(Records from a data source)

BEGIN

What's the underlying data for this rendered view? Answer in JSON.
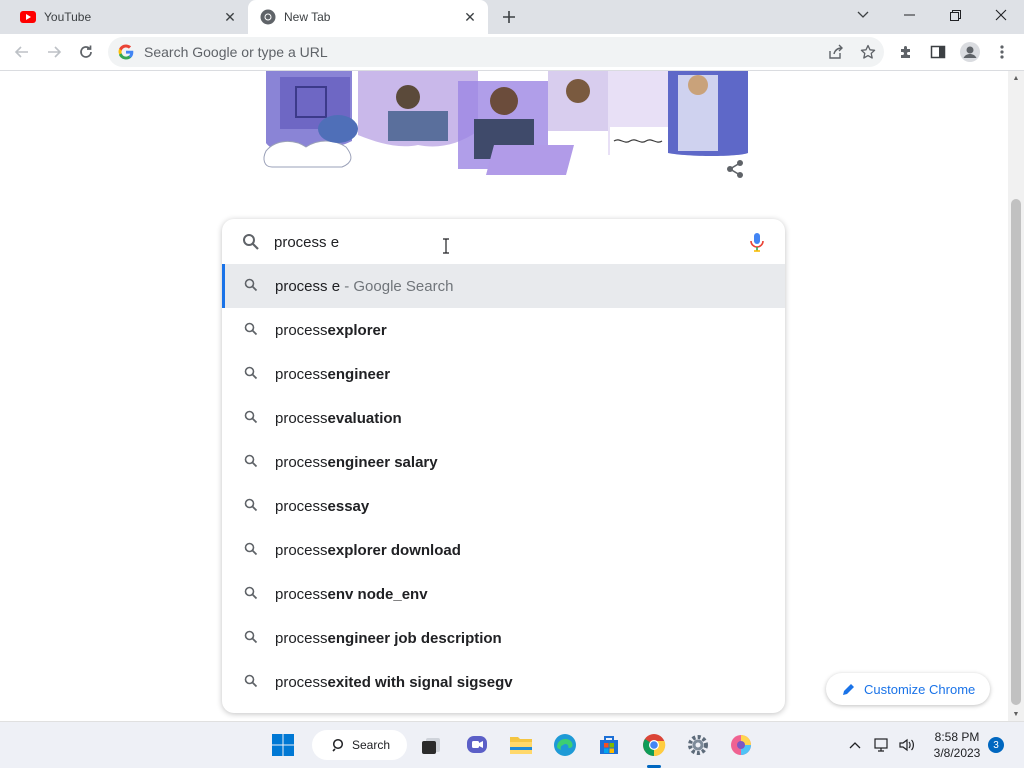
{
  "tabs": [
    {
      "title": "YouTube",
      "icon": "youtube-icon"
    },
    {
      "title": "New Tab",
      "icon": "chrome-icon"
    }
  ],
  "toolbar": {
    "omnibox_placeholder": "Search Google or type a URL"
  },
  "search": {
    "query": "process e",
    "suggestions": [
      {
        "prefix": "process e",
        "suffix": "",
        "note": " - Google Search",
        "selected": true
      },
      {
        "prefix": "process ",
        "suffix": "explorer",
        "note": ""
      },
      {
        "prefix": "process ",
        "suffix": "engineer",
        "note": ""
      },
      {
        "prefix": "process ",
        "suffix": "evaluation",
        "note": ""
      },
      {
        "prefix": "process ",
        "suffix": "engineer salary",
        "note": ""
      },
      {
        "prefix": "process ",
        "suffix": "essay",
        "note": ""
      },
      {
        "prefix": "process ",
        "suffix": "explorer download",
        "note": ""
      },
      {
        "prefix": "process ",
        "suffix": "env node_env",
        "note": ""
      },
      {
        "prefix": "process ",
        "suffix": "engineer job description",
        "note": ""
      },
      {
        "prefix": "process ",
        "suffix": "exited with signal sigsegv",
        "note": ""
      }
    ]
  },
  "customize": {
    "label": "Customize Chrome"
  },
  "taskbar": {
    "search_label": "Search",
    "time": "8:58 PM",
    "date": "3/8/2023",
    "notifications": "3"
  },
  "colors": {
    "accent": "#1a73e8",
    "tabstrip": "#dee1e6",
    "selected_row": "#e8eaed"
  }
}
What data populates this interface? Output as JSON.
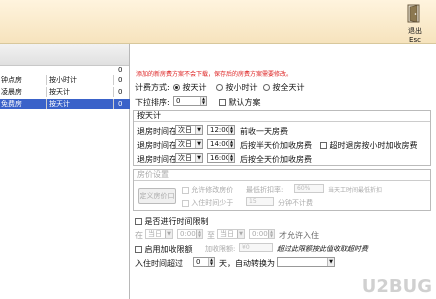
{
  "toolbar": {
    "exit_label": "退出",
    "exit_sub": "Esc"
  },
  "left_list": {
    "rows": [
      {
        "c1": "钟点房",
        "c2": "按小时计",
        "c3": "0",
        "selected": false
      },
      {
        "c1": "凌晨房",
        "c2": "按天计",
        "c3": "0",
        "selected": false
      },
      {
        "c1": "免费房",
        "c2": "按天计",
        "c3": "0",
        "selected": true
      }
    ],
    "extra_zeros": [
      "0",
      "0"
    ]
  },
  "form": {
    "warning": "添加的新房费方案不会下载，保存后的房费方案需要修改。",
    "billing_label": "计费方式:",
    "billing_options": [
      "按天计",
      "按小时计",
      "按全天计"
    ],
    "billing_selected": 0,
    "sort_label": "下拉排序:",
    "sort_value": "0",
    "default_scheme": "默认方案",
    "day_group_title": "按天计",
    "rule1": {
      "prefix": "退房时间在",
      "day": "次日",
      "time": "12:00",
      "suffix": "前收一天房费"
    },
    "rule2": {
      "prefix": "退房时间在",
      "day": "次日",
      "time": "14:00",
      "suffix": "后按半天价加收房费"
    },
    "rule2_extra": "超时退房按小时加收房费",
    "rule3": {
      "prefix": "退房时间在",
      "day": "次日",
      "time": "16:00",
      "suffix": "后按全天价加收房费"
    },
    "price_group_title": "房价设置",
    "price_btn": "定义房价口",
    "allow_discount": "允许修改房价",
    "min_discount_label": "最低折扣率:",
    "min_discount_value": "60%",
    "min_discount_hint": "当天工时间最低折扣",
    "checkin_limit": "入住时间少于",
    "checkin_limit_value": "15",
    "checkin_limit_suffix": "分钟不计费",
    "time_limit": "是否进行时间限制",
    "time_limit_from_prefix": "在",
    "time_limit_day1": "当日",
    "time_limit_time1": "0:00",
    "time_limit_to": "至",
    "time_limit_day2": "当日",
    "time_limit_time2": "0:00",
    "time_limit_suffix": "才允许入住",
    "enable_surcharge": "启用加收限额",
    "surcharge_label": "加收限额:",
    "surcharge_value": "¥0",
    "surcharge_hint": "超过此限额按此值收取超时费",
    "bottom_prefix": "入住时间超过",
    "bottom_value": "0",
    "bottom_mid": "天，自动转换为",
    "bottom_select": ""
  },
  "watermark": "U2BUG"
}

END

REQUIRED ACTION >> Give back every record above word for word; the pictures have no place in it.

TASK SOLUTION >>
What's the underlying data for this rendered view? Answer in JSON.
{
  "tabs": [
    {
      "title": "YouTube",
      "icon": "youtube-icon"
    },
    {
      "title": "New Tab",
      "icon": "chrome-icon"
    }
  ],
  "toolbar": {
    "omnibox_placeholder": "Search Google or type a URL"
  },
  "search": {
    "query": "process e",
    "suggestions": [
      {
        "prefix": "process e",
        "suffix": "",
        "note": " - Google Search",
        "selected": true
      },
      {
        "prefix": "process ",
        "suffix": "explorer",
        "note": ""
      },
      {
        "prefix": "process ",
        "suffix": "engineer",
        "note": ""
      },
      {
        "prefix": "process ",
        "suffix": "evaluation",
        "note": ""
      },
      {
        "prefix": "process ",
        "suffix": "engineer salary",
        "note": ""
      },
      {
        "prefix": "process ",
        "suffix": "essay",
        "note": ""
      },
      {
        "prefix": "process ",
        "suffix": "explorer download",
        "note": ""
      },
      {
        "prefix": "process ",
        "suffix": "env node_env",
        "note": ""
      },
      {
        "prefix": "process ",
        "suffix": "engineer job description",
        "note": ""
      },
      {
        "prefix": "process ",
        "suffix": "exited with signal sigsegv",
        "note": ""
      }
    ]
  },
  "customize": {
    "label": "Customize Chrome"
  },
  "taskbar": {
    "search_label": "Search",
    "time": "8:58 PM",
    "date": "3/8/2023",
    "notifications": "3"
  },
  "colors": {
    "accent": "#1a73e8",
    "tabstrip": "#dee1e6",
    "selected_row": "#e8eaed"
  }
}
What data populates this interface? Output as JSON.
{
  "toolbar": {
    "exit_label": "退出",
    "exit_sub": "Esc"
  },
  "left_list": {
    "rows": [
      {
        "c1": "钟点房",
        "c2": "按小时计",
        "c3": "0",
        "selected": false
      },
      {
        "c1": "凌晨房",
        "c2": "按天计",
        "c3": "0",
        "selected": false
      },
      {
        "c1": "免费房",
        "c2": "按天计",
        "c3": "0",
        "selected": true
      }
    ],
    "extra_zeros": [
      "0",
      "0"
    ]
  },
  "form": {
    "warning": "添加的新房费方案不会下载，保存后的房费方案需要修改。",
    "billing_label": "计费方式:",
    "billing_options": [
      "按天计",
      "按小时计",
      "按全天计"
    ],
    "billing_selected": 0,
    "sort_label": "下拉排序:",
    "sort_value": "0",
    "default_scheme": "默认方案",
    "day_group_title": "按天计",
    "rule1": {
      "prefix": "退房时间在",
      "day": "次日",
      "time": "12:00",
      "suffix": "前收一天房费"
    },
    "rule2": {
      "prefix": "退房时间在",
      "day": "次日",
      "time": "14:00",
      "suffix": "后按半天价加收房费"
    },
    "rule2_extra": "超时退房按小时加收房费",
    "rule3": {
      "prefix": "退房时间在",
      "day": "次日",
      "time": "16:00",
      "suffix": "后按全天价加收房费"
    },
    "price_group_title": "房价设置",
    "price_btn": "定义房价口",
    "allow_discount": "允许修改房价",
    "min_discount_label": "最低折扣率:",
    "min_discount_value": "60%",
    "min_discount_hint": "当天工时间最低折扣",
    "checkin_limit": "入住时间少于",
    "checkin_limit_value": "15",
    "checkin_limit_suffix": "分钟不计费",
    "time_limit": "是否进行时间限制",
    "time_limit_from_prefix": "在",
    "time_limit_day1": "当日",
    "time_limit_time1": "0:00",
    "time_limit_to": "至",
    "time_limit_day2": "当日",
    "time_limit_time2": "0:00",
    "time_limit_suffix": "才允许入住",
    "enable_surcharge": "启用加收限额",
    "surcharge_label": "加收限额:",
    "surcharge_value": "¥0",
    "surcharge_hint": "超过此限额按此值收取超时费",
    "bottom_prefix": "入住时间超过",
    "bottom_value": "0",
    "bottom_mid": "天，自动转换为",
    "bottom_select": ""
  },
  "watermark": "U2BUG"
}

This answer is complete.